    I feel like this is a stupid question with an obvious answer but forgive me, I’m a noob with these kinds of things.

  72. Marlon says

    Hey Brent,
    I have a question, about the Radeon HD 7850, will it be compatible w/ all the CPUs listed in this guide, coz I’m planning to buy one soon.

    I’ll be expecting your reply! Thanks in advance.

  73. Variable.variables says

    Here is my current (possible) build.

    AMD FX-6350 3.9GHz 6-Core (CPU)
    ASRock 980DE3/U3S3 ATX AM3+ (Motherboard)
    A-Data 8GB (2*4GB) DDR3-1333 (RAM Sticks)
    Hitachi Deskstar 7K2000 2TB 3.5″ 7200RPM (Storage)
    Asus GeForce GTX 650 Ti 1GB (Vid. Card)
    Cooler Master HAF XM (Black) ATX Mid Tower (Case)
    Antec 550W ATX12V (Power Supply)
    Asus DRW-24F1ST DVD/CD Writer
    Microsoft Windows 8.1 (OEM) (64-bit)
    Asus PCE-N10 802.11b/g/n PCI-Express x1 (Wireless Adapter)

    Is this a good, compatable, price effective build? (Coming in at around 850 dollars w/rebates and shipping.)
    Will it play games such as Skyrim, Planetside 2, and other FPS, MMOs, and RPGs on high-ultra settings?
    What is overclocking/is my CPU allowed to overclock?
    Do I need an aftermarket heat fan?
    Can I install Win. 8 with the Disk drive?
    Will I need more RAM or storage?

    Sorry for all of the questions… I am actually getting serious about the PC building thing.

    Thanks!!
    Variables

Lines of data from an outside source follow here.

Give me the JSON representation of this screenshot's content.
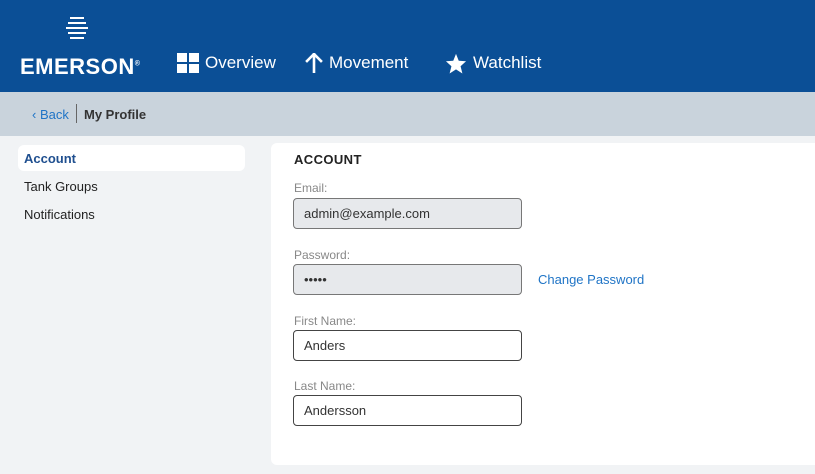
{
  "header": {
    "brand": "EMERSON",
    "brand_mark": "®",
    "nav": [
      {
        "label": "Overview",
        "icon": "grid-icon"
      },
      {
        "label": "Movement",
        "icon": "arrow-up-icon"
      },
      {
        "label": "Watchlist",
        "icon": "star-icon"
      }
    ]
  },
  "breadcrumb": {
    "back": "‹ Back",
    "current": "My Profile"
  },
  "sidebar": {
    "items": [
      "Account",
      "Tank Groups",
      "Notifications"
    ],
    "active": "Account"
  },
  "account": {
    "title": "ACCOUNT",
    "email_label": "Email:",
    "email": "admin@example.com",
    "password_label": "Password:",
    "password": "•••••",
    "change_password": "Change Password",
    "first_name_label": "First Name:",
    "first_name": "Anders",
    "last_name_label": "Last Name:",
    "last_name": "Andersson"
  },
  "colors": {
    "header": "#0b4f96",
    "subbar": "#c9d3dc",
    "link": "#1f74c6"
  }
}
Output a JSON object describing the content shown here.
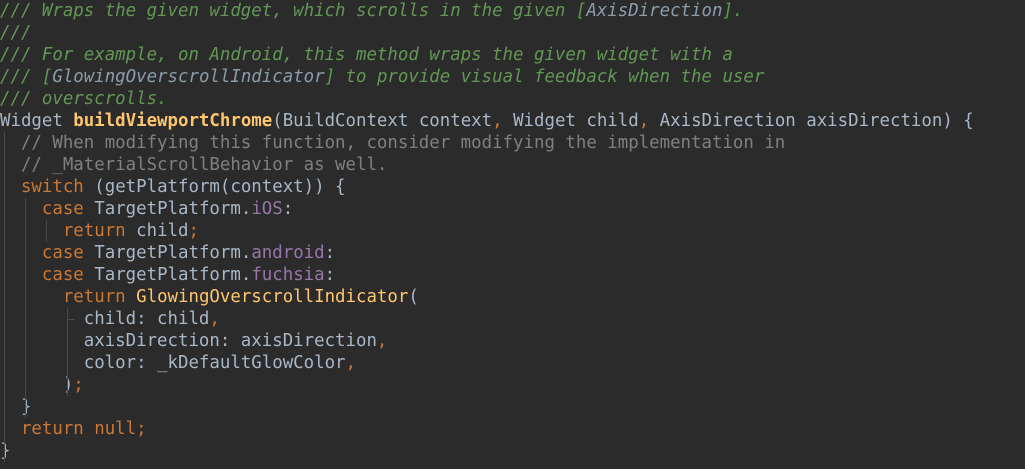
{
  "code_lines": [
    [
      [
        "/// Wraps the given widget, which scrolls in the given [",
        "doc"
      ],
      [
        "AxisDirection",
        "doc-ref"
      ],
      [
        "].",
        "doc"
      ]
    ],
    [
      [
        "///",
        "doc"
      ]
    ],
    [
      [
        "/// For example, on Android, this method wraps the given widget with a",
        "doc"
      ]
    ],
    [
      [
        "/// [",
        "doc"
      ],
      [
        "GlowingOverscrollIndicator",
        "doc-ref"
      ],
      [
        "] to provide visual feedback when the user",
        "doc"
      ]
    ],
    [
      [
        "/// overscrolls.",
        "doc"
      ]
    ],
    [
      [
        "Widget ",
        "plain"
      ],
      [
        "buildViewportChrome",
        "fn"
      ],
      [
        "(BuildContext context",
        "plain"
      ],
      [
        ", ",
        "kw"
      ],
      [
        "Widget child",
        "plain"
      ],
      [
        ", ",
        "kw"
      ],
      [
        "AxisDirection axisDirection) {",
        "plain"
      ]
    ],
    [
      [
        "  // When modifying this function, consider modifying the implementation in",
        "comment"
      ]
    ],
    [
      [
        "  // _MaterialScrollBehavior as well.",
        "comment"
      ]
    ],
    [
      [
        "  ",
        "plain"
      ],
      [
        "switch ",
        "kw"
      ],
      [
        "(getPlatform(context)) {",
        "plain"
      ]
    ],
    [
      [
        "    ",
        "plain"
      ],
      [
        "case ",
        "kw"
      ],
      [
        "TargetPlatform.",
        "plain"
      ],
      [
        "iOS",
        "field"
      ],
      [
        ":",
        "plain"
      ]
    ],
    [
      [
        "      ",
        "plain"
      ],
      [
        "return ",
        "kw"
      ],
      [
        "child",
        "plain"
      ],
      [
        ";",
        "kw"
      ]
    ],
    [
      [
        "    ",
        "plain"
      ],
      [
        "case ",
        "kw"
      ],
      [
        "TargetPlatform.",
        "plain"
      ],
      [
        "android",
        "field"
      ],
      [
        ":",
        "plain"
      ]
    ],
    [
      [
        "    ",
        "plain"
      ],
      [
        "case ",
        "kw"
      ],
      [
        "TargetPlatform.",
        "plain"
      ],
      [
        "fuchsia",
        "field"
      ],
      [
        ":",
        "plain"
      ]
    ],
    [
      [
        "      ",
        "plain"
      ],
      [
        "return ",
        "kw"
      ],
      [
        "GlowingOverscrollIndicator",
        "ctor"
      ],
      [
        "(",
        "plain"
      ]
    ],
    [
      [
        "        child: child",
        "plain"
      ],
      [
        ",",
        "kw"
      ]
    ],
    [
      [
        "        axisDirection: axisDirection",
        "plain"
      ],
      [
        ",",
        "kw"
      ]
    ],
    [
      [
        "        color: _kDefaultGlowColor",
        "plain"
      ],
      [
        ",",
        "kw"
      ]
    ],
    [
      [
        "      )",
        "plain"
      ],
      [
        ";",
        "kw"
      ]
    ],
    [
      [
        "  }",
        "plain"
      ]
    ],
    [
      [
        "  ",
        "plain"
      ],
      [
        "return null",
        "kw"
      ],
      [
        ";",
        "kw"
      ]
    ],
    [
      [
        "}",
        "plain"
      ]
    ]
  ],
  "colors": {
    "background": "#2b2b2b",
    "doc_comment": "#629755",
    "doc_reference": "#8a9da8",
    "keyword": "#cc7832",
    "function_declaration": "#ffc66d",
    "field": "#9876aa",
    "line_comment": "#808080",
    "default_text": "#a9b7c6"
  }
}
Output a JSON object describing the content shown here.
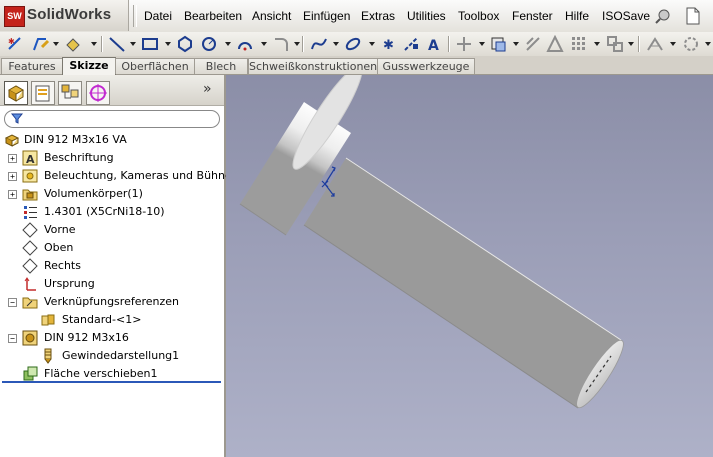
{
  "app": {
    "logo_badge": "SW",
    "name": "SolidWorks"
  },
  "menu": [
    "Datei",
    "Bearbeiten",
    "Ansicht",
    "Einfügen",
    "Extras",
    "Utilities",
    "Toolbox",
    "Fenster",
    "Hilfe",
    "ISOSave"
  ],
  "tabs": [
    {
      "label": "Features",
      "active": false
    },
    {
      "label": "Skizze",
      "active": true
    },
    {
      "label": "Oberflächen",
      "active": false
    },
    {
      "label": "Blech",
      "active": false
    },
    {
      "label": "Schweißkonstruktionen",
      "active": false
    },
    {
      "label": "Gusswerkzeuge",
      "active": false
    }
  ],
  "panel": {
    "expand_glyph": "»"
  },
  "tree": {
    "root": "DIN 912 M3x16 VA",
    "items": [
      {
        "label": "Beschriftung",
        "expander": "+"
      },
      {
        "label": "Beleuchtung, Kameras und Bühne",
        "expander": "+"
      },
      {
        "label": "Volumenkörper(1)",
        "expander": "+"
      },
      {
        "label": "1.4301 (X5CrNi18-10)",
        "expander": ""
      },
      {
        "label": "Vorne",
        "expander": ""
      },
      {
        "label": "Oben",
        "expander": ""
      },
      {
        "label": "Rechts",
        "expander": ""
      },
      {
        "label": "Ursprung",
        "expander": ""
      },
      {
        "label": "Verknüpfungsreferenzen",
        "expander": "−"
      },
      {
        "label": "Standard-<1>",
        "expander": ""
      },
      {
        "label": "DIN 912 M3x16",
        "expander": "−"
      },
      {
        "label": "Gewindedarstellung1",
        "expander": ""
      },
      {
        "label": "Fläche verschieben1",
        "expander": ""
      }
    ]
  },
  "colors": {
    "accent": "#2b58b8",
    "logo_red": "#c4231b",
    "viewport_top": "#8b8ea7",
    "viewport_bottom": "#aeb1c8"
  }
}
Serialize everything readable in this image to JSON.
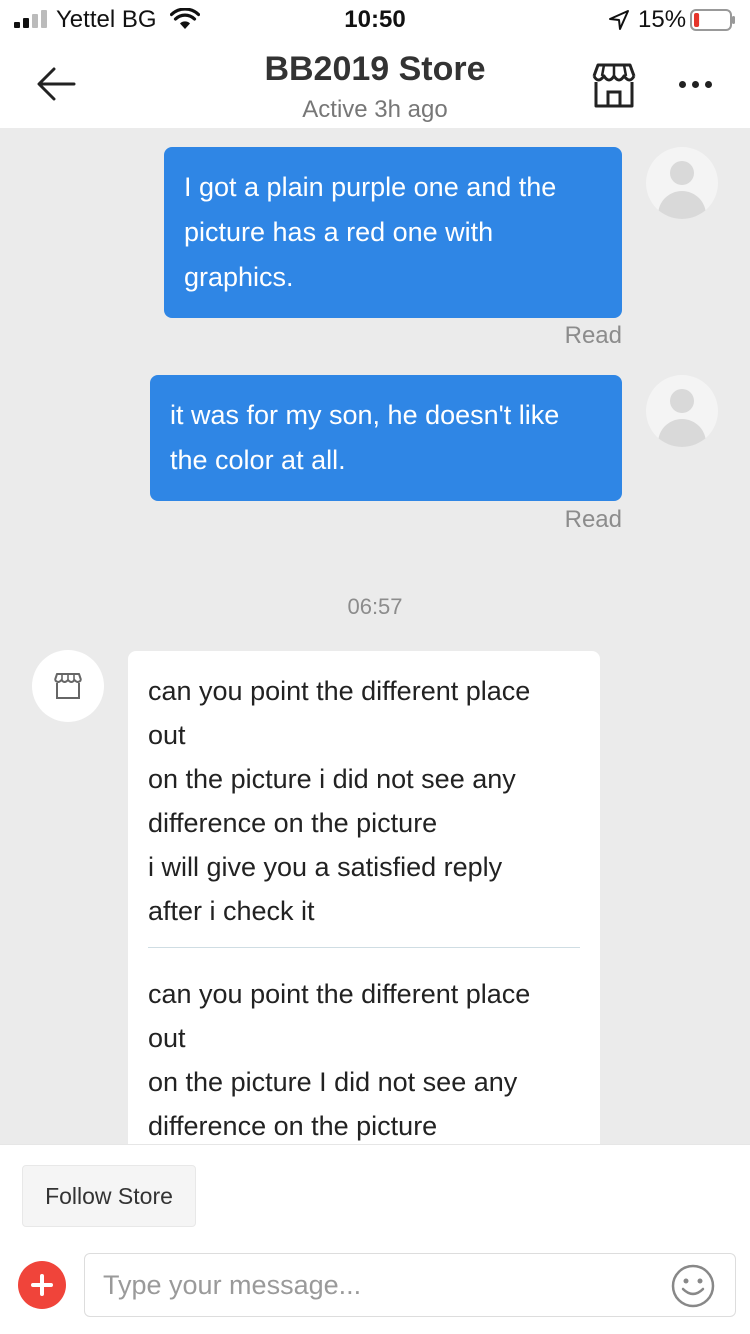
{
  "status_bar": {
    "carrier": "Yettel BG",
    "time": "10:50",
    "battery_percent": "15%",
    "battery_level": 0.15,
    "battery_color": "#e6352b"
  },
  "header": {
    "title": "BB2019 Store",
    "subtitle": "Active 3h ago",
    "icons": [
      "back-arrow-icon",
      "store-icon",
      "more-icon"
    ]
  },
  "messages": [
    {
      "direction": "outgoing",
      "text": "I got a plain purple one and the picture has a red one with graphics.",
      "status": "Read"
    },
    {
      "direction": "outgoing",
      "text": "it was for my son, he doesn't like the color at all.",
      "status": "Read"
    },
    {
      "type": "timestamp",
      "text": "06:57"
    },
    {
      "direction": "incoming",
      "parts": [
        "can you point the different place\nout\non the picture i did not see any\ndifference on the picture\ni will give  you a satisfied reply\nafter  i check  it",
        "can you point the different place\nout\non the picture I did not see any\ndifference on the picture"
      ]
    }
  ],
  "footer": {
    "follow_label": "Follow Store",
    "input_placeholder": "Type your message...",
    "input_value": "",
    "plus_color": "#f0443a",
    "icons": [
      "plus-icon",
      "emoji-icon"
    ]
  },
  "colors": {
    "accent": "#2f86e5",
    "background": "#ebebeb"
  }
}
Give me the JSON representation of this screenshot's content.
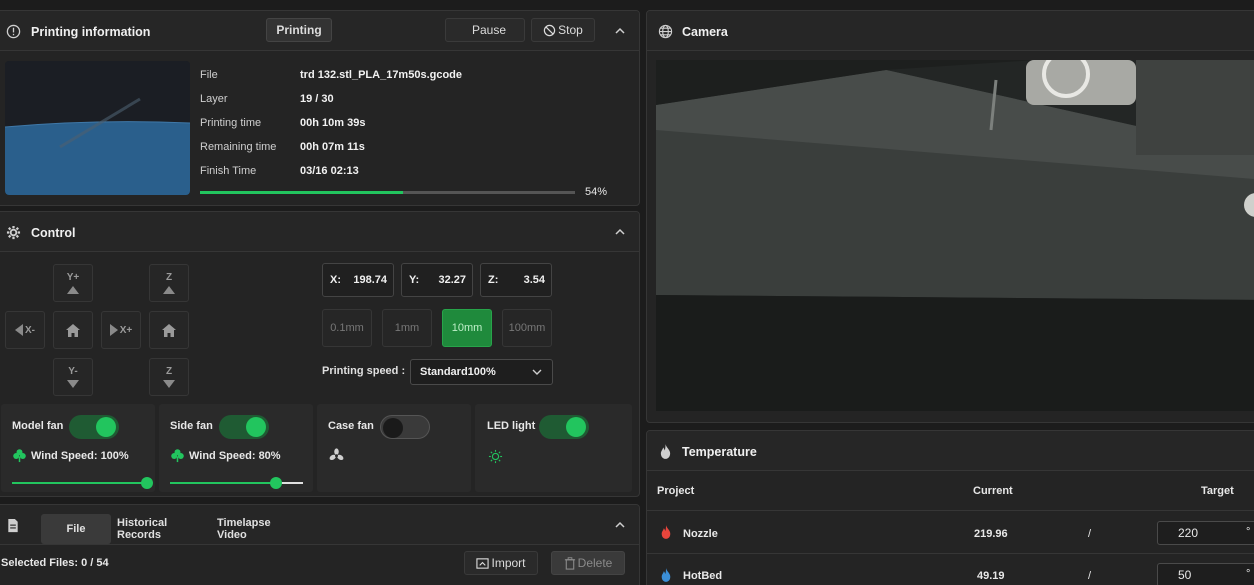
{
  "printing": {
    "title": "Printing information",
    "status": "Printing",
    "pause_label": "Pause",
    "stop_label": "Stop",
    "rows": [
      {
        "label": "File",
        "value": "trd 132.stl_PLA_17m50s.gcode"
      },
      {
        "label": "Layer",
        "value": "19 / 30"
      },
      {
        "label": "Printing time",
        "value": "00h 10m 39s"
      },
      {
        "label": "Remaining time",
        "value": "00h 07m 11s"
      },
      {
        "label": "Finish Time",
        "value": "03/16 02:13"
      }
    ],
    "progress_percent": 54,
    "progress_label": "54%"
  },
  "control": {
    "title": "Control",
    "jog": {
      "y_plus": "Y+",
      "y_minus": "Y-",
      "x_minus": "X-",
      "x_plus": "X+",
      "z_up": "Z",
      "z_down": "Z"
    },
    "coords": {
      "x_label": "X:",
      "x": "198.74",
      "y_label": "Y:",
      "y": "32.27",
      "z_label": "Z:",
      "z": "3.54"
    },
    "steps": [
      "0.1mm",
      "1mm",
      "10mm",
      "100mm"
    ],
    "active_step": "10mm",
    "speed_label": "Printing speed :",
    "speed_value": "Standard100%",
    "fans": [
      {
        "name": "Model fan",
        "on": true,
        "speed_text": "Wind Speed: 100%",
        "speed": 100
      },
      {
        "name": "Side fan",
        "on": true,
        "speed_text": "Wind Speed: 80%",
        "speed": 80
      },
      {
        "name": "Case fan",
        "on": false
      },
      {
        "name": "LED light",
        "on": true
      }
    ]
  },
  "files": {
    "tabs": [
      "File",
      "Historical Records",
      "Timelapse Video"
    ],
    "selected_text": "Selected Files: 0 / 54",
    "import_label": "Import",
    "delete_label": "Delete"
  },
  "camera": {
    "title": "Camera"
  },
  "temperature": {
    "title": "Temperature",
    "headers": {
      "project": "Project",
      "current": "Current",
      "target": "Target"
    },
    "rows": [
      {
        "name": "Nozzle",
        "current": "219.96",
        "sep": "/",
        "target": "220",
        "unit": "°"
      },
      {
        "name": "HotBed",
        "current": "49.19",
        "sep": "/",
        "target": "50",
        "unit": "°"
      }
    ]
  },
  "colors": {
    "accent": "#22c55e",
    "nozzle": "#e8453c",
    "hotbed": "#3b8fd8"
  }
}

  74. Lockharte9 says

    Hello Brent I was just wondering what settings the 300$ computer could run Minecraft and GTA 5 on (if any one GTA). Thank you for your time.

  75. Allen S. says

    Hey Brent!

    First I want to say that I am quite pleased that I found your site, you’ve done a great job showing the way for first timers like myself.

    I’m looking at the $700 build and want to make it a bit more future proof (as in it will be technologically relevant for longer). I was looking to upgrade to:

    Gigabyte H97 SATA Express M.2 SSD UEFI DualBIOS DDR3 1600 LGA 1150 Motherboard GA-H97-D3H

    Intel Core i7-2600K Quad-Core Processor 3.4 Ghz 8 MB Cache LGA 1155 – BX80623I72600K

    Would the above work well for that build? would I need to upgrade the power supply as well? and of course are there other options you’d recommend more?

    I appreciate your expertise and look forward to building my first PC!

    • Marlon says

      Hey there,

      Your upgrades are not compatible with each other, as the CPU has a LGA 1155 socket while your given motherboard has a LGA 1150, which aren’t compatible. If I were to get a motherboard for that CPU I would go for motherboards with Intel chipsets such as h77, b75, or z77. Sorry for a late reply. Hope this is helpful and I may not be too late..

      Best,
      Marlon

  76. zach says

    hey Brent I just had a quick question regarding the os recommended for the 500 dollar build. Will I need to download drivers and update the BIOS to run it? IF so could you possibly post where I could find the updates at, thank you